Artificial insemination is one of the most effective tools available to enhance the productivity and profitability of beef cattle production systems. Even though this tool has been commercially available for more than 65 years, it is still dramatically underused in today's beef herds.
A spring calving cow experiences two periods of increased nutritional need which are significant and must be accommodated or her performance for the rest of the year can be negatively affected. One of these periods, of course, is at calving.
Due to current high cattle prices, many producers have intentions of retaining and developing heifers from their spring calf crop. Before undertaking this endeavor, consult an economist, or pencil it out yourself to determine the economic feasibility of raising your own replacement heifers.
It's time for you to begin estimating your forage supply/demand for the livestock you wish to support this year on warm-season forages.
By now, most managers of spring-calving herds have selected their replacements. Ideally, about 50% more heifers should have been selected at weaning time than will be needed as replacements.
Our service area is officially within a one-hundred mile radius of Ardmore, we have interactions daily with many outside that region. We provide service to colleagues in professional positions around the country. We often visit with and give advice to folks who have an opportunity to visit us from the far reaches of the world.
Bulls should be evaluated for breeding soundness at least 30 days before the breeding season.
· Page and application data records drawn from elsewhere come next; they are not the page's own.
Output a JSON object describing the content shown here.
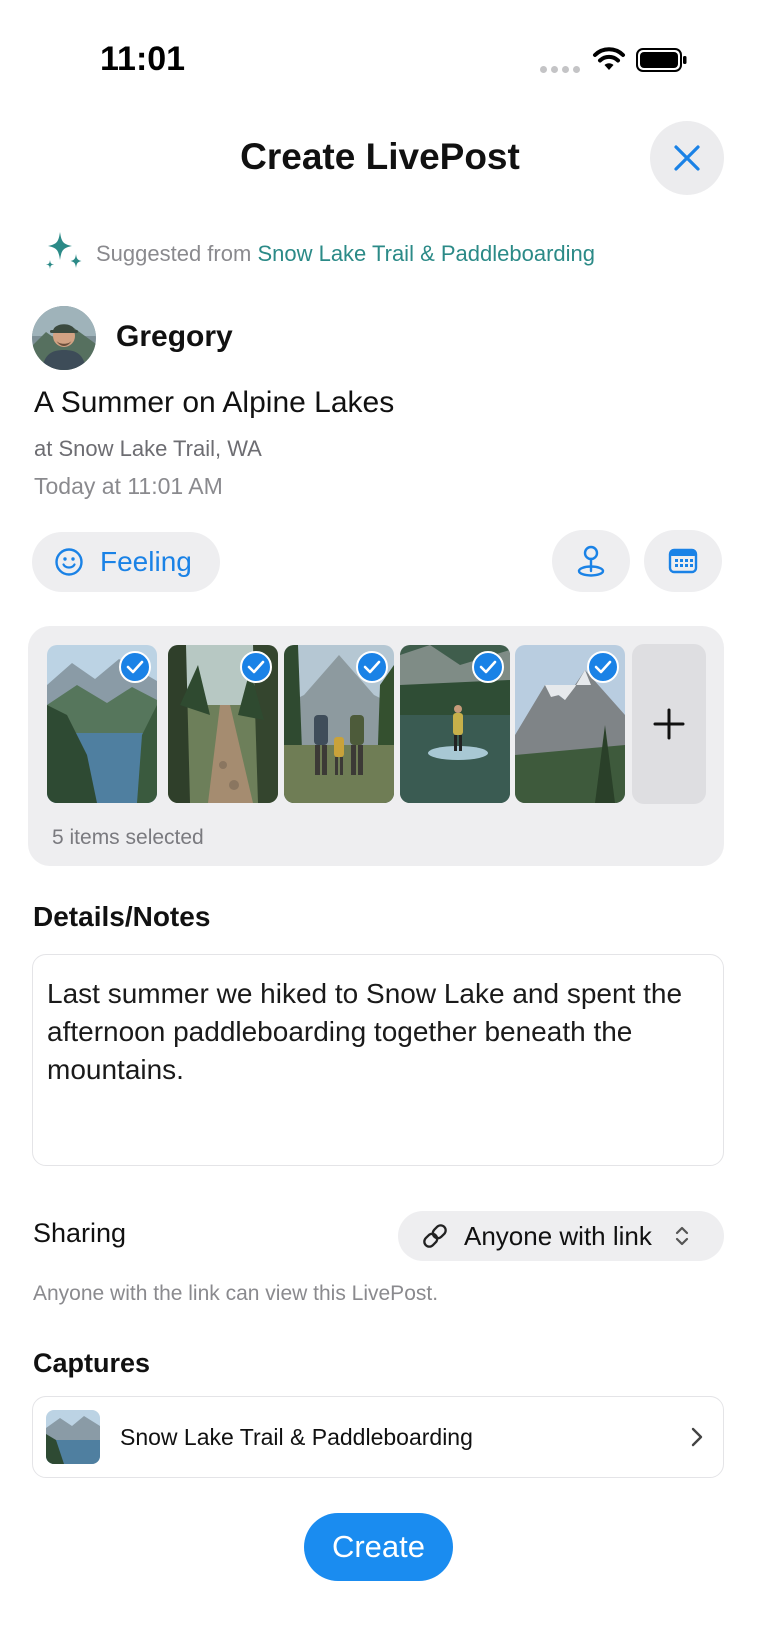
{
  "status_bar": {
    "time": "11:01"
  },
  "header": {
    "title": "Create LivePost",
    "close_icon": "close-icon"
  },
  "suggestion": {
    "prefix": "Suggested from",
    "source": "Snow Lake Trail & Paddleboarding",
    "icon": "sparkle-icon"
  },
  "author": {
    "name": "Gregory"
  },
  "post": {
    "title": "A Summer on Alpine Lakes",
    "location": "at Snow Lake Trail, WA",
    "timestamp": "Today at 11:01 AM"
  },
  "actions": {
    "feeling_label": "Feeling",
    "feeling_icon": "smiley-icon",
    "location_icon": "location-pin-icon",
    "calendar_icon": "calendar-icon"
  },
  "photos": {
    "items": [
      {
        "name": "alpine-lake",
        "selected": true
      },
      {
        "name": "forest-trail",
        "selected": true
      },
      {
        "name": "family-hike",
        "selected": true
      },
      {
        "name": "paddleboard",
        "selected": true
      },
      {
        "name": "mountain-peak",
        "selected": true
      }
    ],
    "selected_count": "5 items selected",
    "add_icon": "plus-icon"
  },
  "details": {
    "heading": "Details/Notes",
    "text": "Last summer we hiked to Snow Lake and spent the afternoon paddleboarding together beneath the mountains."
  },
  "sharing": {
    "label": "Sharing",
    "value": "Anyone with link",
    "hint": "Anyone with the link can view this LivePost."
  },
  "captures": {
    "heading": "Captures",
    "items": [
      {
        "label": "Snow Lake Trail & Paddleboarding"
      }
    ]
  },
  "create_button": {
    "label": "Create"
  },
  "colors": {
    "accent": "#1a82e6",
    "teal": "#2b8a87",
    "chip_bg": "#eeeef0"
  }
}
This will give you time to buy a replacement(s) if you have a bull(s) of questionable breeding ability.
When spring-calving season is over or almost complete, then the next breeding season is already beginning or just around the corner.
We often think about the bull as the means of introducing new genetics into a beef herd. However, management of the bull (or lack of it) after purchase is often the "Achilles Heel" of cattle production. Failure to pay attention to important management practices affecting the bull often results in reduced calving rates, increased calf mortality, and loss of uniformity and marketability.